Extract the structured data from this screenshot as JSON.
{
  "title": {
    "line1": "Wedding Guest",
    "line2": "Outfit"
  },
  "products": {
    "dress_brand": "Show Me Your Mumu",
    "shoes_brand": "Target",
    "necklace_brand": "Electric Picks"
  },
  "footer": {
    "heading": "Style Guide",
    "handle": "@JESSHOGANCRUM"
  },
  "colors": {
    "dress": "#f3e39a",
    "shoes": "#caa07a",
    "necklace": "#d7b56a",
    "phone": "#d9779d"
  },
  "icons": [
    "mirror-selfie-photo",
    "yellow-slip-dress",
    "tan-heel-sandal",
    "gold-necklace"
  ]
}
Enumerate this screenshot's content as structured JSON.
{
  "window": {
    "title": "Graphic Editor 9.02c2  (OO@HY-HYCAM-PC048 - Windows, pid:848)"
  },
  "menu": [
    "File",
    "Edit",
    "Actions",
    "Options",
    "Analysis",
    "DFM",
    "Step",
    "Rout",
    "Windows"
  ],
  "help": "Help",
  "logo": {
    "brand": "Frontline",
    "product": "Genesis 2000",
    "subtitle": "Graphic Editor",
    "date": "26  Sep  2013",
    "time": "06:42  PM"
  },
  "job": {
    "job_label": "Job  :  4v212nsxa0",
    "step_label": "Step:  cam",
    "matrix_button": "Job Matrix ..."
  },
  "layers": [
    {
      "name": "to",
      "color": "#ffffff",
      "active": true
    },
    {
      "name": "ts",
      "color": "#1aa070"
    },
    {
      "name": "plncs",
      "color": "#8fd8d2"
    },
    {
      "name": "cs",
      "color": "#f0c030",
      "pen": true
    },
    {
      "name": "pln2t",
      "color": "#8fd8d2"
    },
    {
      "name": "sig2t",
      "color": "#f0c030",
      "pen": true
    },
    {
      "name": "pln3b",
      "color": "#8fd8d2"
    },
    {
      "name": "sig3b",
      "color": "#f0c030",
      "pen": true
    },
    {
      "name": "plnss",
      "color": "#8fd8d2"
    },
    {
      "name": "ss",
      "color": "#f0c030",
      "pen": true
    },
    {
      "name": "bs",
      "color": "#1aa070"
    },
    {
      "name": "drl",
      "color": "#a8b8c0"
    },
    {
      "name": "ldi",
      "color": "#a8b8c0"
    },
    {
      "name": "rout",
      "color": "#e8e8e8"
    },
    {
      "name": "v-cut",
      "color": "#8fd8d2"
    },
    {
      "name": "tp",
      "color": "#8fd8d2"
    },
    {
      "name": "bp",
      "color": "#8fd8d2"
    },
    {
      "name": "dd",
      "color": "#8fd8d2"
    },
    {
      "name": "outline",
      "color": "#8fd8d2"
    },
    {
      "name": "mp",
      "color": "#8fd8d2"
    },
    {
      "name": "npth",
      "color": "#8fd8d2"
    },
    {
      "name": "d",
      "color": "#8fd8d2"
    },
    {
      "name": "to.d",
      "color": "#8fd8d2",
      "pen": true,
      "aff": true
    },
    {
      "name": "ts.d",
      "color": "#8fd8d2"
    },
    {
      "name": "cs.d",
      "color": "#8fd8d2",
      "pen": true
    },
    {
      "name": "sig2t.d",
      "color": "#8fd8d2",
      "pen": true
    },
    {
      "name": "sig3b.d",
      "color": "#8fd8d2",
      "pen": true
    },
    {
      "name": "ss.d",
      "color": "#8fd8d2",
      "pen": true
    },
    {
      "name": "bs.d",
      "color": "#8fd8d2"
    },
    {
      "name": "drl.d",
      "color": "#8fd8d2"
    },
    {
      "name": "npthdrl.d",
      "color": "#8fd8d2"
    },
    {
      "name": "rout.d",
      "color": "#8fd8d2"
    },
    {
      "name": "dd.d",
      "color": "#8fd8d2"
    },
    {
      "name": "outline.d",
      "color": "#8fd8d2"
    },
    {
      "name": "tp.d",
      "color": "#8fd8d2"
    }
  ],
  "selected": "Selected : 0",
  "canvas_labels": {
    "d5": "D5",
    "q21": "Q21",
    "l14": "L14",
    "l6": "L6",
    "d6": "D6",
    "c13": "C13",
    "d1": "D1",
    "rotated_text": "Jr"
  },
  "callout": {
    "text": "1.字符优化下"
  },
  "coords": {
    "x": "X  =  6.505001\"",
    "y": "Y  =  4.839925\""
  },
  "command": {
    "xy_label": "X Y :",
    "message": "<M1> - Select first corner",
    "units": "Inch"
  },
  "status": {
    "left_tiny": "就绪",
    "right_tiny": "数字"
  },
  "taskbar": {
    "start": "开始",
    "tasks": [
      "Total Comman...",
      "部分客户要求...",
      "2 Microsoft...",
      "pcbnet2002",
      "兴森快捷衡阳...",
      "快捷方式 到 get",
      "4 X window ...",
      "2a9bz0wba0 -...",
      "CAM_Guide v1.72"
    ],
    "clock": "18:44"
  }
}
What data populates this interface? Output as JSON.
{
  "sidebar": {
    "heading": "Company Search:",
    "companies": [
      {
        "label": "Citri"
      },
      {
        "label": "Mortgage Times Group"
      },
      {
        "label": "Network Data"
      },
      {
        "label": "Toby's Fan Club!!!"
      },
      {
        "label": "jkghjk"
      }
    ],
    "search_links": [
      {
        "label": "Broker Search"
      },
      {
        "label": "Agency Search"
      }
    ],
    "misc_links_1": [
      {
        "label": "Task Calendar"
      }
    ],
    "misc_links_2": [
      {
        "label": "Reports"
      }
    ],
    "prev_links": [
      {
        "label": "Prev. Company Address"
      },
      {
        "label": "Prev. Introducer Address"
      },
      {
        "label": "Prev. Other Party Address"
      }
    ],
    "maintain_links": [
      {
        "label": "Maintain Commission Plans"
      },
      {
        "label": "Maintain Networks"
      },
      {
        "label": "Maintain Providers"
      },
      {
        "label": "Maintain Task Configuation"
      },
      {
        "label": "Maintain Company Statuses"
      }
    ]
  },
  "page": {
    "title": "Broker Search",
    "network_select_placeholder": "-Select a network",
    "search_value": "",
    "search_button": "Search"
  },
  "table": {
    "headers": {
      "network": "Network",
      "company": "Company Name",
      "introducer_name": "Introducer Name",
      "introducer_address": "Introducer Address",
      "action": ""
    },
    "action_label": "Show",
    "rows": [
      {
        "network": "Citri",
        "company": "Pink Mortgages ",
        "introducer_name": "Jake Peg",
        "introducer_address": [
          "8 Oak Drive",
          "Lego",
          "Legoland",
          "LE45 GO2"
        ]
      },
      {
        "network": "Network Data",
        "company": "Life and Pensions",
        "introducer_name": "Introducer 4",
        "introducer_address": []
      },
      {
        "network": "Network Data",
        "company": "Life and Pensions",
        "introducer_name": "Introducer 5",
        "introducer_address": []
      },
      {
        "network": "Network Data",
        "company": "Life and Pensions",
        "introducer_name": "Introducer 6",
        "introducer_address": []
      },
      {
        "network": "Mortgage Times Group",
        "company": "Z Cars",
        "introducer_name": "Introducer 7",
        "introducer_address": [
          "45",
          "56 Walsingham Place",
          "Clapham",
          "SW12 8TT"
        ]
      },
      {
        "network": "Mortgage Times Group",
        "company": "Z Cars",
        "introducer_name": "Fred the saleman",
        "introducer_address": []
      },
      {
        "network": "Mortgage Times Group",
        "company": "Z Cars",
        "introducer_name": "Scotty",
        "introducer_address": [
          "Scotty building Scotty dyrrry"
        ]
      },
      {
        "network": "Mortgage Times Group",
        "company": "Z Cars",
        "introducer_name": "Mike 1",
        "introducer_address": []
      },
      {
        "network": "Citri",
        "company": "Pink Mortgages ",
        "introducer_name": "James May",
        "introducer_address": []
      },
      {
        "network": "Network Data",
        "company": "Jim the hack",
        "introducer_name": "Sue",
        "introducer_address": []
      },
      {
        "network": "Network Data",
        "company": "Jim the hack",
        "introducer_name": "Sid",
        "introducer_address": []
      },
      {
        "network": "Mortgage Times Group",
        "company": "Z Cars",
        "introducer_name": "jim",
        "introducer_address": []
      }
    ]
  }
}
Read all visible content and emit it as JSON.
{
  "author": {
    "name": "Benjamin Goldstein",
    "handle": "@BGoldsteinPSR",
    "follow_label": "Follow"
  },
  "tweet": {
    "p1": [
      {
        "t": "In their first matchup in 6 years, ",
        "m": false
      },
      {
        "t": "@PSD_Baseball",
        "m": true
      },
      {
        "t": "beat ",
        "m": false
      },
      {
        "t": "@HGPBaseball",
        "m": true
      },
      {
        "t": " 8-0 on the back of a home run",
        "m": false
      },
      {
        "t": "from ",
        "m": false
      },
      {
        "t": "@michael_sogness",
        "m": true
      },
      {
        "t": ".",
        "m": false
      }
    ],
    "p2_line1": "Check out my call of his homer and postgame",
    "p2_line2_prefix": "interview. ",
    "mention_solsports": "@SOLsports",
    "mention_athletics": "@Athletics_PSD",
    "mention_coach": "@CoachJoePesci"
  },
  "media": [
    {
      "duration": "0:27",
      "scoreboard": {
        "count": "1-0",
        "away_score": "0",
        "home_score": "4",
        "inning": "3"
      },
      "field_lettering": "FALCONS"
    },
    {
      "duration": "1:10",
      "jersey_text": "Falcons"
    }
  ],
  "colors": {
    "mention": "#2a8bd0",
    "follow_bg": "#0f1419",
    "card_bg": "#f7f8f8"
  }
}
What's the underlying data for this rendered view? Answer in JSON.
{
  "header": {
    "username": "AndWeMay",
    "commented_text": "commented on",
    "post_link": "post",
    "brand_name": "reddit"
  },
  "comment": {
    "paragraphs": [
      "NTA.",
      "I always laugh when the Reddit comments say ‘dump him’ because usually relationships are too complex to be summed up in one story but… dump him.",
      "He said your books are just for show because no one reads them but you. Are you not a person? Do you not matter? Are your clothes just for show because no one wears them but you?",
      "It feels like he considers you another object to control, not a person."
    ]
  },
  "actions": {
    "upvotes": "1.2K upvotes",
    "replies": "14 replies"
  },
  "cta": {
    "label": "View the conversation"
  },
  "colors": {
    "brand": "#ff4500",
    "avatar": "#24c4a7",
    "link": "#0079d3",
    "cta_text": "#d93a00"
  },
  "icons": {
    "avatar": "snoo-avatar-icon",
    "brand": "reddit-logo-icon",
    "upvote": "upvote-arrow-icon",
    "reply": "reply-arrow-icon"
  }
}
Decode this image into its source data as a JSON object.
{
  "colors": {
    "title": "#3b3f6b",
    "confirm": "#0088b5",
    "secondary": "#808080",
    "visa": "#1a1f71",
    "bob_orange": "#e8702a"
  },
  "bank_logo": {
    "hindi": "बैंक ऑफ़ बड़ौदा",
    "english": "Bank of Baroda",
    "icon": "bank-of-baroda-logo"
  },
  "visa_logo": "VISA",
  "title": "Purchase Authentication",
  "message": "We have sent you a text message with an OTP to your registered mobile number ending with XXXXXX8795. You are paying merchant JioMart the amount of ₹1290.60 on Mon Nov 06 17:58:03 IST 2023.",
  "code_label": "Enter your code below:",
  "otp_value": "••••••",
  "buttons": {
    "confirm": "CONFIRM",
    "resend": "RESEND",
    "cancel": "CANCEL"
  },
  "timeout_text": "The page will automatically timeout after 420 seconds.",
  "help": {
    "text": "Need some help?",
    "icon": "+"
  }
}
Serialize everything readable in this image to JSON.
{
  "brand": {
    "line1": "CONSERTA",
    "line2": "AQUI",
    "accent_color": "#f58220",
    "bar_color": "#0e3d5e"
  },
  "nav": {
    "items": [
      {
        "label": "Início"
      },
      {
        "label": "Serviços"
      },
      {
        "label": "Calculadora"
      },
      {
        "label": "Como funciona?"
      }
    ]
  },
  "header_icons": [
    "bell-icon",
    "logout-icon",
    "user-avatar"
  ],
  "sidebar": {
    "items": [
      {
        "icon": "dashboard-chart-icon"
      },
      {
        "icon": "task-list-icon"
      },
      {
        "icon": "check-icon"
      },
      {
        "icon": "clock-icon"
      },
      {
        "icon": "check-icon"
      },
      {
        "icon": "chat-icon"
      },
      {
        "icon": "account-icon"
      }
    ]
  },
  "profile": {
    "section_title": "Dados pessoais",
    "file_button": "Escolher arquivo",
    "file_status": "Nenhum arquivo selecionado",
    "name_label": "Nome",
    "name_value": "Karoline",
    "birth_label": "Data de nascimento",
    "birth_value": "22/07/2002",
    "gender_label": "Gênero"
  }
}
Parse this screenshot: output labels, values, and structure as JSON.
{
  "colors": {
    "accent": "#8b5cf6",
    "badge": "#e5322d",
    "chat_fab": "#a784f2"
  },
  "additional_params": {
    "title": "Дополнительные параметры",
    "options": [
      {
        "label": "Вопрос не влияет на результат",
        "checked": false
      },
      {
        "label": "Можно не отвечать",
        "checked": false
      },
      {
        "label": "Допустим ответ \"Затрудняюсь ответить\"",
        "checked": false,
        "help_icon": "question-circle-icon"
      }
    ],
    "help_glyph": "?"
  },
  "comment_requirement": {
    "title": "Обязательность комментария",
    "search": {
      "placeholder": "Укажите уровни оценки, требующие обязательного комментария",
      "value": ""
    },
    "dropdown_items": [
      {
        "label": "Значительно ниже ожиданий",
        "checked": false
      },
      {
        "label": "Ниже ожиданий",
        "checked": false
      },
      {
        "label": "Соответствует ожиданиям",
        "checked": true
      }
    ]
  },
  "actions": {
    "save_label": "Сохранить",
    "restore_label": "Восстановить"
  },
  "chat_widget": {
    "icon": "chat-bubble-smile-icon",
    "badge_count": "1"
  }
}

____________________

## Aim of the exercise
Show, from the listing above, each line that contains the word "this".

## Answer
Extract the structured data from this screenshot as JSON.
Enumerate this screenshot's content as structured JSON.
What data populates this interface? Output as JSON.
What's the underlying data for this rendered view? Answer in JSON.
Decode this image into its source data as a JSON object.
Serialize everything readable in this image to JSON.
Parse this screenshot: output labels, values, and structure as JSON.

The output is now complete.